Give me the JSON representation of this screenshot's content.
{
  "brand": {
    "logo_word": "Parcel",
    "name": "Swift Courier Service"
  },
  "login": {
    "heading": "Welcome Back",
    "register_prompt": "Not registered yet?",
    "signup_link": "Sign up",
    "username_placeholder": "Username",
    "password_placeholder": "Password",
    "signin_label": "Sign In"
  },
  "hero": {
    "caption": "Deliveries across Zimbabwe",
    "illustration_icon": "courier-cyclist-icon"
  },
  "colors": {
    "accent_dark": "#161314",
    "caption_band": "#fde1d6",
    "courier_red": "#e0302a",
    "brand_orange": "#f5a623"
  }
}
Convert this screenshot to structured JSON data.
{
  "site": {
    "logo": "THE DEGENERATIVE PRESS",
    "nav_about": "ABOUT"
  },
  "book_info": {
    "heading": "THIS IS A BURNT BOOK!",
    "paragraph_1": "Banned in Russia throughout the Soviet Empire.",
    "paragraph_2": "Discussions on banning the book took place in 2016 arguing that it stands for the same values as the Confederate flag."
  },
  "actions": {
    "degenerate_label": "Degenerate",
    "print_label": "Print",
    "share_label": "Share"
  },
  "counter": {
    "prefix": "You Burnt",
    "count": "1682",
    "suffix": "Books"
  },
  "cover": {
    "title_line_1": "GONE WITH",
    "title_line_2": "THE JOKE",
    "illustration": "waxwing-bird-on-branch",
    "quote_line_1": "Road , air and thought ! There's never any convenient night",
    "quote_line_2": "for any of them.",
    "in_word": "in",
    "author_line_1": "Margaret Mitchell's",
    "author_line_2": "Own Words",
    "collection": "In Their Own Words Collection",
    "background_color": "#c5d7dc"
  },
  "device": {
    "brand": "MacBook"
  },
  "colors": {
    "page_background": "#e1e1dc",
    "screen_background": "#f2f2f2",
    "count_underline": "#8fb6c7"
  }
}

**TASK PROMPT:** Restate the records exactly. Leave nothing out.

**EXERCISE SOLUTION:**
Give me the JSON representation of this screenshot's content.
{
  "brand": {
    "logo_word": "Parcel",
    "name": "Swift Courier Service"
  },
  "login": {
    "heading": "Welcome Back",
    "register_prompt": "Not registered yet?",
    "signup_link": "Sign up",
    "username_placeholder": "Username",
    "password_placeholder": "Password",
    "signin_label": "Sign In"
  },
  "hero": {
    "caption": "Deliveries across Zimbabwe",
    "illustration_icon": "courier-cyclist-icon"
  },
  "colors": {
    "accent_dark": "#161314",
    "caption_band": "#fde1d6",
    "courier_red": "#e0302a",
    "brand_orange": "#f5a623"
  }
}
Convert this screenshot to structured JSON data.
{
  "site": {
    "logo": "THE DEGENERATIVE PRESS",
    "nav_about": "ABOUT"
  },
  "book_info": {
    "heading": "THIS IS A BURNT BOOK!",
    "paragraph_1": "Banned in Russia throughout the Soviet Empire.",
    "paragraph_2": "Discussions on banning the book took place in 2016 arguing that it stands for the same values as the Confederate flag."
  },
  "actions": {
    "degenerate_label": "Degenerate",
    "print_label": "Print",
    "share_label": "Share"
  },
  "counter": {
    "prefix": "You Burnt",
    "count": "1682",
    "suffix": "Books"
  },
  "cover": {
    "title_line_1": "GONE WITH",
    "title_line_2": "THE JOKE",
    "illustration": "waxwing-bird-on-branch",
    "quote_line_1": "Road , air and thought ! There's never any convenient night",
    "quote_line_2": "for any of them.",
    "in_word": "in",
    "author_line_1": "Margaret Mitchell's",
    "author_line_2": "Own Words",
    "collection": "In Their Own Words Collection",
    "background_color": "#c5d7dc"
  },
  "device": {
    "brand": "MacBook"
  },
  "colors": {
    "page_background": "#e1e1dc",
    "screen_background": "#f2f2f2",
    "count_underline": "#8fb6c7"
  }
}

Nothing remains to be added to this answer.